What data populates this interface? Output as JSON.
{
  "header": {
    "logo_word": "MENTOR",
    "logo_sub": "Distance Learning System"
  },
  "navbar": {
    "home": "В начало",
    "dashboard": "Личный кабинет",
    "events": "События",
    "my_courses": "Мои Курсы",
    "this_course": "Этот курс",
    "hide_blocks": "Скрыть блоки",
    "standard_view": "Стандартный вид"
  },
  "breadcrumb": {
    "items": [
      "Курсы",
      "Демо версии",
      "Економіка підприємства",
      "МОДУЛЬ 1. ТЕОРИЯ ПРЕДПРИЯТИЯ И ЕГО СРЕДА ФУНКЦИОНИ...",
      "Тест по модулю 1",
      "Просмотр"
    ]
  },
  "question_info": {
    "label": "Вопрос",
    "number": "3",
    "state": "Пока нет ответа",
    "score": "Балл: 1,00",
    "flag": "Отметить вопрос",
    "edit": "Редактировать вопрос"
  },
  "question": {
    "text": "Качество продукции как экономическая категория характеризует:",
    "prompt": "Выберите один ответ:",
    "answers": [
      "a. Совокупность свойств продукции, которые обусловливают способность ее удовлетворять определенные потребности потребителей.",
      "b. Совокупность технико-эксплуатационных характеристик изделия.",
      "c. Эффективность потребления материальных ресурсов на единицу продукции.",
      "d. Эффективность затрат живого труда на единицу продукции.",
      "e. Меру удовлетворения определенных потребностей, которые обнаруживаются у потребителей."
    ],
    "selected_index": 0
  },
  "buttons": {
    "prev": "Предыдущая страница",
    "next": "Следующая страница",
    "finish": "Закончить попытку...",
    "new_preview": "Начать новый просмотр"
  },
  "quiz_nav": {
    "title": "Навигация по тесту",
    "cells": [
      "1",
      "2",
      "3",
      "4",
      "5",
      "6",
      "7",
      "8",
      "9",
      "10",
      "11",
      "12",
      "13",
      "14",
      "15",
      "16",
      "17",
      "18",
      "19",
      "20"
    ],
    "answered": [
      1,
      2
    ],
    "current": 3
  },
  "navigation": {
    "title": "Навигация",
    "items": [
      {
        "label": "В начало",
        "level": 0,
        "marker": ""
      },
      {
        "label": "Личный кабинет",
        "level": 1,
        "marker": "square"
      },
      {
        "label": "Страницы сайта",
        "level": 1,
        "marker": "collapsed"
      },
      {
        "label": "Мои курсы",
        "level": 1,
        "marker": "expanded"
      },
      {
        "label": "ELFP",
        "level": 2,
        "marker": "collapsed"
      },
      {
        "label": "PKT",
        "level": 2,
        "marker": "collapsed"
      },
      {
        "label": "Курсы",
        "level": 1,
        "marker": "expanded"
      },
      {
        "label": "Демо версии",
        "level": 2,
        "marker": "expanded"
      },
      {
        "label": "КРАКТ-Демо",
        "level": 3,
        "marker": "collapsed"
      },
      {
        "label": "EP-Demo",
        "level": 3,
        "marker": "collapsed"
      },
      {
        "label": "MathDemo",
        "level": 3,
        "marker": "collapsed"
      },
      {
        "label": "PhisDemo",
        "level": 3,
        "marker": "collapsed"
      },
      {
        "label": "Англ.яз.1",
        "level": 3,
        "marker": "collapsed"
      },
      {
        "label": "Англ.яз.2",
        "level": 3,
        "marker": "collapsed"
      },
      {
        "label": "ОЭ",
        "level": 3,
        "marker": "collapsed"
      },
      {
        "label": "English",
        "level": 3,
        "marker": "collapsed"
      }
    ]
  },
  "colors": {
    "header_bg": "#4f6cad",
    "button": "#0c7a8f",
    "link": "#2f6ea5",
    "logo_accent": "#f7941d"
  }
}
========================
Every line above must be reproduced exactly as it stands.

[Answer to the problem]
What data populates this interface? Output as JSON.
{
  "header": {
    "logo_word": "MENTOR",
    "logo_sub": "Distance Learning System"
  },
  "navbar": {
    "home": "В начало",
    "dashboard": "Личный кабинет",
    "events": "События",
    "my_courses": "Мои Курсы",
    "this_course": "Этот курс",
    "hide_blocks": "Скрыть блоки",
    "standard_view": "Стандартный вид"
  },
  "breadcrumb": {
    "items": [
      "Курсы",
      "Демо версии",
      "Економіка підприємства",
      "МОДУЛЬ 1. ТЕОРИЯ ПРЕДПРИЯТИЯ И ЕГО СРЕДА ФУНКЦИОНИ...",
      "Тест по модулю 1",
      "Просмотр"
    ]
  },
  "question_info": {
    "label": "Вопрос",
    "number": "3",
    "state": "Пока нет ответа",
    "score": "Балл: 1,00",
    "flag": "Отметить вопрос",
    "edit": "Редактировать вопрос"
  },
  "question": {
    "text": "Качество продукции как экономическая категория характеризует:",
    "prompt": "Выберите один ответ:",
    "answers": [
      "a. Совокупность свойств продукции, которые обусловливают способность ее удовлетворять определенные потребности потребителей.",
      "b. Совокупность технико-эксплуатационных характеристик изделия.",
      "c. Эффективность потребления материальных ресурсов на единицу продукции.",
      "d. Эффективность затрат живого труда на единицу продукции.",
      "e. Меру удовлетворения определенных потребностей, которые обнаруживаются у потребителей."
    ],
    "selected_index": 0
  },
  "buttons": {
    "prev": "Предыдущая страница",
    "next": "Следующая страница",
    "finish": "Закончить попытку...",
    "new_preview": "Начать новый просмотр"
  },
  "quiz_nav": {
    "title": "Навигация по тесту",
    "cells": [
      "1",
      "2",
      "3",
      "4",
      "5",
      "6",
      "7",
      "8",
      "9",
      "10",
      "11",
      "12",
      "13",
      "14",
      "15",
      "16",
      "17",
      "18",
      "19",
      "20"
    ],
    "answered": [
      1,
      2
    ],
    "current": 3
  },
  "navigation": {
    "title": "Навигация",
    "items": [
      {
        "label": "В начало",
        "level": 0,
        "marker": ""
      },
      {
        "label": "Личный кабинет",
        "level": 1,
        "marker": "square"
      },
      {
        "label": "Страницы сайта",
        "level": 1,
        "marker": "collapsed"
      },
      {
        "label": "Мои курсы",
        "level": 1,
        "marker": "expanded"
      },
      {
        "label": "ELFP",
        "level": 2,
        "marker": "collapsed"
      },
      {
        "label": "PKT",
        "level": 2,
        "marker": "collapsed"
      },
      {
        "label": "Курсы",
        "level": 1,
        "marker": "expanded"
      },
      {
        "label": "Демо версии",
        "level": 2,
        "marker": "expanded"
      },
      {
        "label": "КРАКТ-Демо",
        "level": 3,
        "marker": "collapsed"
      },
      {
        "label": "EP-Demo",
        "level": 3,
        "marker": "collapsed"
      },
      {
        "label": "MathDemo",
        "level": 3,
        "marker": "collapsed"
      },
      {
        "label": "PhisDemo",
        "level": 3,
        "marker": "collapsed"
      },
      {
        "label": "Англ.яз.1",
        "level": 3,
        "marker": "collapsed"
      },
      {
        "label": "Англ.яз.2",
        "level": 3,
        "marker": "collapsed"
      },
      {
        "label": "ОЭ",
        "level": 3,
        "marker": "collapsed"
      },
      {
        "label": "English",
        "level": 3,
        "marker": "collapsed"
      }
    ]
  },
  "colors": {
    "header_bg": "#4f6cad",
    "button": "#0c7a8f",
    "link": "#2f6ea5",
    "logo_accent": "#f7941d"
  }
}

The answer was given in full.